I had a television, music, books. My family and friends were a phone call away. How would somebody cope without any of that? And what if they were a member of a small community, before cars or any form of reliable transport, too poor to own a horse, and nowhere to go even if they had one? What would happen if that community then turned on that person?

The answer was the character of Jennet.

In The Haunting of Thores-Cross we meet Jennet as a teenager, who tragically loses her parents. At first the village rally round her, but in time one of the more prominent men of the village – Richard Ramsgill - takes advantage of her and then discards her. Innocence lost, Jennet descends into hate and bitterness and the village turns on her. Her pregnancy does not go well and her bitterness to her neighbors grows. It is not long before the villagers blame her for all their ills, and accusations of being a witch soon follow. Jennet tries to use this to gain some kind of vengeance, and curses the Ramsgill family to lose all children bar one each generation. They will know loss for all eternity.

She cannot rest, and still haunts the valley in the 21st century, looking for vengeance on the Ramsgill family and forcing the modern-day Emma to give her the children she had not been able to birth herself. It does not go well.

The second book in the series, the short story Cursed describes the creation of the reservoir, which was flooded in 1966. Whilst digging a road to the new dam, bones are disturbed: Jennet. She rises and continues her quest for vengeance on the ancestors of the Ramsgills and her other neighbors, meeting her match in Old Ma Ramsgill.

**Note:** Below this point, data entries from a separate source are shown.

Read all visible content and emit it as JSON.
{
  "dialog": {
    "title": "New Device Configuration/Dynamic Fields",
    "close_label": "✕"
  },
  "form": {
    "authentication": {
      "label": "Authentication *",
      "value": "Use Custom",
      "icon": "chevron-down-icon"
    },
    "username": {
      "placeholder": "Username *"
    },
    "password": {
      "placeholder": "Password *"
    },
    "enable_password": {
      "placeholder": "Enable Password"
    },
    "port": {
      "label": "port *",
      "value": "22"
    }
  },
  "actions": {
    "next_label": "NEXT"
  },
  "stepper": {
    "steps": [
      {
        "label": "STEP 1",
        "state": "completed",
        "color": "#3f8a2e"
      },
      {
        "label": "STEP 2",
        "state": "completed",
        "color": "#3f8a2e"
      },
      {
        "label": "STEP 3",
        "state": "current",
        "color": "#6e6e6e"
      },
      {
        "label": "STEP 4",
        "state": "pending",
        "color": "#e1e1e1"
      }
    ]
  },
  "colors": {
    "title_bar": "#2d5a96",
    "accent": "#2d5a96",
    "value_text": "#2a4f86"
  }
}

In the full-length novel Jennet, she wakes once more, desperate to give life to her children, and Emma must join forces with the spirit of Old Ma Ramsgill to keep her family safe.

What can we expect from you in the future?
I have returned to Haworth, the home of the Brontë sisters for my next novel. I published Parliament of Rooks in 2017, which follows the story of modern-day Verity as she purchases a guesthouse in Haworth after a divorce – a guesthouse full of ghosts, including Emily Brontë. The historical timeline explores Haworth in the time of the Brontës, not only Emily Brontë but life in the mills and the village itself.

The next book will continue the story of Verity, plus her two close friends Lara and Jayne, but this time they have to contend with specters from 1612, the time of the Great Witch Hunt which affected both Lancashire and Yorkshire. A Question of Witchcraft should be available from early summer.
Win a $50 Amazon gift card!

Follow the tour HERE for exclusive excerpts, guest posts and a giveaway!


  1. Both covers grab your attention. I like the cover for Cursed better, the other one is creepy!

  2. Sound like great reads nice covers .

  3. Renee Collins (Goggle Account)February 8, 2019 at 6:34 PM

    Wow when reading, my imagination takes off any! The description of this book is fantastic. So much better than graphic depictions in movies! I can’t wait to read!

  4. Thanks for the great giveaway!
    The book looks like an amazing read!

  5. Thank you so much for such great feedback - I do hope you enjoy the books if you decide to give them a go :D xo

  6. scary book cover, and the book sounds interesting.

  7. The book cover is eerie and I know it's set in England where the ghosts are plenty overseeing mansions.